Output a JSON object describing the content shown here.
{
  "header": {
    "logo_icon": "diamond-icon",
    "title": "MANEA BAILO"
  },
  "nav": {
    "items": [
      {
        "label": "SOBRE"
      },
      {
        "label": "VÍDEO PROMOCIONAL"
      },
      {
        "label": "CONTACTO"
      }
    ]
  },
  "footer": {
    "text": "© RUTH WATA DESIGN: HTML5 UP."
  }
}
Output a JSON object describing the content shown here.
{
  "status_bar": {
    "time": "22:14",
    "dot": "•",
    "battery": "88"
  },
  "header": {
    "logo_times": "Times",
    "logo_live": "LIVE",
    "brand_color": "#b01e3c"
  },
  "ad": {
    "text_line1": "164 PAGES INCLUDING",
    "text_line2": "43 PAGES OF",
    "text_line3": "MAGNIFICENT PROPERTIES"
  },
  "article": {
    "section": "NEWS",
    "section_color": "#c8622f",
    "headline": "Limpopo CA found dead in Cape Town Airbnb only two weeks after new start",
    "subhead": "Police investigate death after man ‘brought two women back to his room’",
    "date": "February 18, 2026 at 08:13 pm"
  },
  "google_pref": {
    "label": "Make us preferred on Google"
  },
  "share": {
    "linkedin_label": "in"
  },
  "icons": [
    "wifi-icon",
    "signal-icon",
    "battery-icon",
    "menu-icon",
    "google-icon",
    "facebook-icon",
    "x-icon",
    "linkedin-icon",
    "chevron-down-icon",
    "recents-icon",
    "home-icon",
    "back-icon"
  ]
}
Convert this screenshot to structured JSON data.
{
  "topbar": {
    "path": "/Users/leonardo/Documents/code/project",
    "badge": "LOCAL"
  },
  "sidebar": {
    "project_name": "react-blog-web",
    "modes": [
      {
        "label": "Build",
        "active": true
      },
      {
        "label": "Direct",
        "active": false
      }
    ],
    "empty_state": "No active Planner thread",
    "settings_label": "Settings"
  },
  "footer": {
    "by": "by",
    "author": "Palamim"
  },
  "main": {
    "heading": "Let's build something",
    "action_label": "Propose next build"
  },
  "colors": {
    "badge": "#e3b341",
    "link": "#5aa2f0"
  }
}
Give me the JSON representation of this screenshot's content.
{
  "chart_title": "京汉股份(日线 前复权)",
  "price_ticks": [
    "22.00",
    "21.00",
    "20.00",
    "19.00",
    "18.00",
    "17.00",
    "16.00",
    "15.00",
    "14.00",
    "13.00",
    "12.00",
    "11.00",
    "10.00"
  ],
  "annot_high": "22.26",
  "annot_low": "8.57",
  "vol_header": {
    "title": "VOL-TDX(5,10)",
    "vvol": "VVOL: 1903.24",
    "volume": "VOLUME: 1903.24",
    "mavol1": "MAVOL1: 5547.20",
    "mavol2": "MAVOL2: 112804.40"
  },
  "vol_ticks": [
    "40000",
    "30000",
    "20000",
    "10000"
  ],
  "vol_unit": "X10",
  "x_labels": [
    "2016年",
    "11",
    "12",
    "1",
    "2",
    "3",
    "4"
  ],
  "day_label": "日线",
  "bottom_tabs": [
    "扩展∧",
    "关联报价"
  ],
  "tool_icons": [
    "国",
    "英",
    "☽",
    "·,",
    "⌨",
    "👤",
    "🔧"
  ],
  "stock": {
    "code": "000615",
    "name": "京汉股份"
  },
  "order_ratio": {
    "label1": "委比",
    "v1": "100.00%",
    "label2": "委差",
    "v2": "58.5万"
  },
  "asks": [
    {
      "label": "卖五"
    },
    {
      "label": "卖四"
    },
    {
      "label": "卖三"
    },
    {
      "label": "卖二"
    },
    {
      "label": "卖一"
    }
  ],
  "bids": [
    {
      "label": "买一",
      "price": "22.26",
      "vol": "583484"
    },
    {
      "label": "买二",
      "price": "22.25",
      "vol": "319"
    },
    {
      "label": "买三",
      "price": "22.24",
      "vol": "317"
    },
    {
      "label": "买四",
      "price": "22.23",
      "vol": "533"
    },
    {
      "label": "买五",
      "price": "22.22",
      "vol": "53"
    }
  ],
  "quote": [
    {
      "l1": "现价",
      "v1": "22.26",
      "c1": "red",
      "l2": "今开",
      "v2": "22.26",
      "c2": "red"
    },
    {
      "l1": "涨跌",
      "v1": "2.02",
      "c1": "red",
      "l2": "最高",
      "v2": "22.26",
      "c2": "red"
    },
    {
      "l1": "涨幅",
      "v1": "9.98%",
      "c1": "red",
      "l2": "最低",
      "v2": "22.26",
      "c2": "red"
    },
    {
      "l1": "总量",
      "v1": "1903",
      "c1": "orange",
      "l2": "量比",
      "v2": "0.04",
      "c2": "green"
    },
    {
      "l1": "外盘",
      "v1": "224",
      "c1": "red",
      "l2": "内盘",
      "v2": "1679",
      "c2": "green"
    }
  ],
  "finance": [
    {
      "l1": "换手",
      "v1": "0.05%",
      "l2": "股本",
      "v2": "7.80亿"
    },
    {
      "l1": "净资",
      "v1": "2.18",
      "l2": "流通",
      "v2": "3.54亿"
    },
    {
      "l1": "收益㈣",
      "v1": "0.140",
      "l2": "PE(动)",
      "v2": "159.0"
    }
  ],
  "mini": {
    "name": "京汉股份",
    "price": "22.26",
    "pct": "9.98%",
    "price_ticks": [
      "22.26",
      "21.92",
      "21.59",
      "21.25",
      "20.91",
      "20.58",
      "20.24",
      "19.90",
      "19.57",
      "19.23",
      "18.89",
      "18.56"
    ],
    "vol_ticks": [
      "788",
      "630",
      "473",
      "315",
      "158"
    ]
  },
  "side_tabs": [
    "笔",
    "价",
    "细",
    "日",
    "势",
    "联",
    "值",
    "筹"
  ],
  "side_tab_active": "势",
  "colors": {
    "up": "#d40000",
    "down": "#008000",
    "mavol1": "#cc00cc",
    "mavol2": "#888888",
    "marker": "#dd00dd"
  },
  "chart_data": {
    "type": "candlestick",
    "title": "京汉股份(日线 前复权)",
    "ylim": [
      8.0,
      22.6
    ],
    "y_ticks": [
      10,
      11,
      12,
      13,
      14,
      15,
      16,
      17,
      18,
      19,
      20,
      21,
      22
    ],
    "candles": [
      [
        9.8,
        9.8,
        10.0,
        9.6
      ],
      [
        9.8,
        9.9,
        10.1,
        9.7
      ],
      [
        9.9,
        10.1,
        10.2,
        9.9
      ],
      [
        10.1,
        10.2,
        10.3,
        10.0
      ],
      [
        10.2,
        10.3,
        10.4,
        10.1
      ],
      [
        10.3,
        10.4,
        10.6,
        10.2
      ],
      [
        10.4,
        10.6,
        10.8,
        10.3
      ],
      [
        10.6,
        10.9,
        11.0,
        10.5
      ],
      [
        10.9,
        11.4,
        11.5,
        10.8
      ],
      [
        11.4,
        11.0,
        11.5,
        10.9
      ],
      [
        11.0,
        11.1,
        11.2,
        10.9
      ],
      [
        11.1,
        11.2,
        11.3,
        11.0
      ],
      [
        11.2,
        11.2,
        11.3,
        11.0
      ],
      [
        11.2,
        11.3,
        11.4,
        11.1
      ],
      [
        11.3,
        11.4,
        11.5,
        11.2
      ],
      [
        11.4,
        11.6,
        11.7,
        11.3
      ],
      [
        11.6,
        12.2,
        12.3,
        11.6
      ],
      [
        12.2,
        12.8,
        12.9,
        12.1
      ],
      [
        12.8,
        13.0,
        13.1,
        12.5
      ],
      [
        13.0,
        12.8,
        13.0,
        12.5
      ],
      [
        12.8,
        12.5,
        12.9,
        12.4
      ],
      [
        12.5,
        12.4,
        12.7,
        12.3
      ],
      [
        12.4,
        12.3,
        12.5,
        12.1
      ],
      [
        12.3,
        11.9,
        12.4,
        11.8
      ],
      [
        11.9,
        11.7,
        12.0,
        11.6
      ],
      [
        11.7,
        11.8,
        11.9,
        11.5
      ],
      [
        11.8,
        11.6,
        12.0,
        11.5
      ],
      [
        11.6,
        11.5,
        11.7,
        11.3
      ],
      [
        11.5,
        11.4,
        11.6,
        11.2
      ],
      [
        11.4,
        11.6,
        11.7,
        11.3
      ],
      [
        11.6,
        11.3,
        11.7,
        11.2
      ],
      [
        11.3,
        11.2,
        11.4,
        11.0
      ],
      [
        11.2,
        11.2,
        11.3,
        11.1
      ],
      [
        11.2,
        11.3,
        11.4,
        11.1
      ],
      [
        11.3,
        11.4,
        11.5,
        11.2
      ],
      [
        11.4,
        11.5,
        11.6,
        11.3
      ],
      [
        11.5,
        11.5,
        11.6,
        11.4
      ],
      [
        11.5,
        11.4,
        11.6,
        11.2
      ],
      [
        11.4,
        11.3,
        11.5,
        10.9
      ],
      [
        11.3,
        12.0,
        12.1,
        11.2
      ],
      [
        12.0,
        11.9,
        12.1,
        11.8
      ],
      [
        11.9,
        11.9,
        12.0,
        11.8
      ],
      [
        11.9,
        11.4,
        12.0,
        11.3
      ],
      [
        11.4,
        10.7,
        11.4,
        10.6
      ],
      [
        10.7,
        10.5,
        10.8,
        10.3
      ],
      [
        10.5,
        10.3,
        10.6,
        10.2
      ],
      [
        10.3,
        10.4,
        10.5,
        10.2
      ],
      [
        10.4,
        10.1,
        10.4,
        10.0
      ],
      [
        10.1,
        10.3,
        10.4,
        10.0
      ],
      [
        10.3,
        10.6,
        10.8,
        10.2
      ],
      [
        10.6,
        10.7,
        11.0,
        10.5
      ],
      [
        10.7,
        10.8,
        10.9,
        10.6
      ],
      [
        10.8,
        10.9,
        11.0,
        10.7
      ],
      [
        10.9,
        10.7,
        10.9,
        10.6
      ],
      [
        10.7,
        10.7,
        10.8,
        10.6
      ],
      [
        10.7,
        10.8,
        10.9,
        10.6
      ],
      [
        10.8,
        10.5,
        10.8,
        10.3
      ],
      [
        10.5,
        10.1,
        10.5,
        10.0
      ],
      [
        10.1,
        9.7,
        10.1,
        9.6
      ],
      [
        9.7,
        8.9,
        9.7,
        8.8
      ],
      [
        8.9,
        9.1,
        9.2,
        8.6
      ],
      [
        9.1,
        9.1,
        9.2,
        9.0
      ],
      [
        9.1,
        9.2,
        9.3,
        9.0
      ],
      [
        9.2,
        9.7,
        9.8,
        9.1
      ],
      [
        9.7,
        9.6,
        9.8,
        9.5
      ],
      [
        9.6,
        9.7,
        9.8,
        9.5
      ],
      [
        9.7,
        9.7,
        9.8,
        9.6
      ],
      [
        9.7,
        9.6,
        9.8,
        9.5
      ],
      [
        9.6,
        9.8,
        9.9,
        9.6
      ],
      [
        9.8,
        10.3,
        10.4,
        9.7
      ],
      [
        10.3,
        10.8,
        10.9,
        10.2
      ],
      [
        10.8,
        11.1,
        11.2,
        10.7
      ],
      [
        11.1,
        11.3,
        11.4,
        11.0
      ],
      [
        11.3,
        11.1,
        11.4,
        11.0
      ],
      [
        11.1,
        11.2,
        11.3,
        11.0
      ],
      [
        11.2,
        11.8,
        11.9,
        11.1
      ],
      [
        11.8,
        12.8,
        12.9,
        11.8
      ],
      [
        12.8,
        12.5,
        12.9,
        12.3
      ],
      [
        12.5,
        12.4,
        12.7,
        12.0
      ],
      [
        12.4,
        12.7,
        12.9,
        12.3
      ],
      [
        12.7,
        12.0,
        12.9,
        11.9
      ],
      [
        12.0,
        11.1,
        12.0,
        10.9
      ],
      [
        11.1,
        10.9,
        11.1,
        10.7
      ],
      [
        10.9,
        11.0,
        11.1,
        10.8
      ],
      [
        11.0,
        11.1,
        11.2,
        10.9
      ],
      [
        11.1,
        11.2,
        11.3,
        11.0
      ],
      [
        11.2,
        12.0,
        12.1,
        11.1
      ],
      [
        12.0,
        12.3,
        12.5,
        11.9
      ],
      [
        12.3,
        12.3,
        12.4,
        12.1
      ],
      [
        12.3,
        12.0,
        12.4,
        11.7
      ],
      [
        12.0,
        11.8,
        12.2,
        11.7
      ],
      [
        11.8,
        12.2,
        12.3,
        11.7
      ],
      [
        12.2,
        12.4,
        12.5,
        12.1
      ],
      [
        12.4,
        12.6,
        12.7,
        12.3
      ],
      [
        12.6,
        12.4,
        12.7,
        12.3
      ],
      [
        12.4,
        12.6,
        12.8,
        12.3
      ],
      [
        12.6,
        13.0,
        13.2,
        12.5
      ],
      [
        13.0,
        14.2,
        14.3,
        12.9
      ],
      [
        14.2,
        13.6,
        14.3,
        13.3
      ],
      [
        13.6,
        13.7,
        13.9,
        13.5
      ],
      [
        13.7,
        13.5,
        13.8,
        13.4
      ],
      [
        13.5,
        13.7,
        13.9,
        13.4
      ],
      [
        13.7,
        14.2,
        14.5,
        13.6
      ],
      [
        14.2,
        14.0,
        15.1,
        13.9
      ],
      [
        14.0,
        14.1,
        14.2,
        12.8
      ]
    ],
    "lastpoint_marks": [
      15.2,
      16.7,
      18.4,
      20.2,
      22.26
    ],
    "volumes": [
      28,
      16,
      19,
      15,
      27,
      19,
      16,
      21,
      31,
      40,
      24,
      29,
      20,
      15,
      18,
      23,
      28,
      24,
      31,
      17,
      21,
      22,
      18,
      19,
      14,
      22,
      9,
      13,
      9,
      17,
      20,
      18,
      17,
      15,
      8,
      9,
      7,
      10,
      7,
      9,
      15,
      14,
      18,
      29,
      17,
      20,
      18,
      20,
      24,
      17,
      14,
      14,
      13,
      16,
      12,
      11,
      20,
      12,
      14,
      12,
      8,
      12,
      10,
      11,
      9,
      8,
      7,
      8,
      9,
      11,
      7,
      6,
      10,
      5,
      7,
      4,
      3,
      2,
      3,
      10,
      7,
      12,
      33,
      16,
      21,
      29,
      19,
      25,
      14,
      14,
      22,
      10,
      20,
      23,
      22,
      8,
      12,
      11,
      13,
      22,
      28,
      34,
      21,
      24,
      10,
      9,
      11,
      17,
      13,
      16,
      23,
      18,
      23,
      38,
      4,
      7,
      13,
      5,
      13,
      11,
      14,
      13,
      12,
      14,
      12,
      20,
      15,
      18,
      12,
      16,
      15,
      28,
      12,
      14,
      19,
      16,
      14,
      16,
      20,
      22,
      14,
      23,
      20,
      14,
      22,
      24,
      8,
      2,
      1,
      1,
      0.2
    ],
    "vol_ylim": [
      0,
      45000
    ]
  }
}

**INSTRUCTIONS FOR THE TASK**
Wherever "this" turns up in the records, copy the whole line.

**ANSWER BELOW**
Convert this screenshot to structured JSON data.
Give me the JSON representation of this screenshot's content.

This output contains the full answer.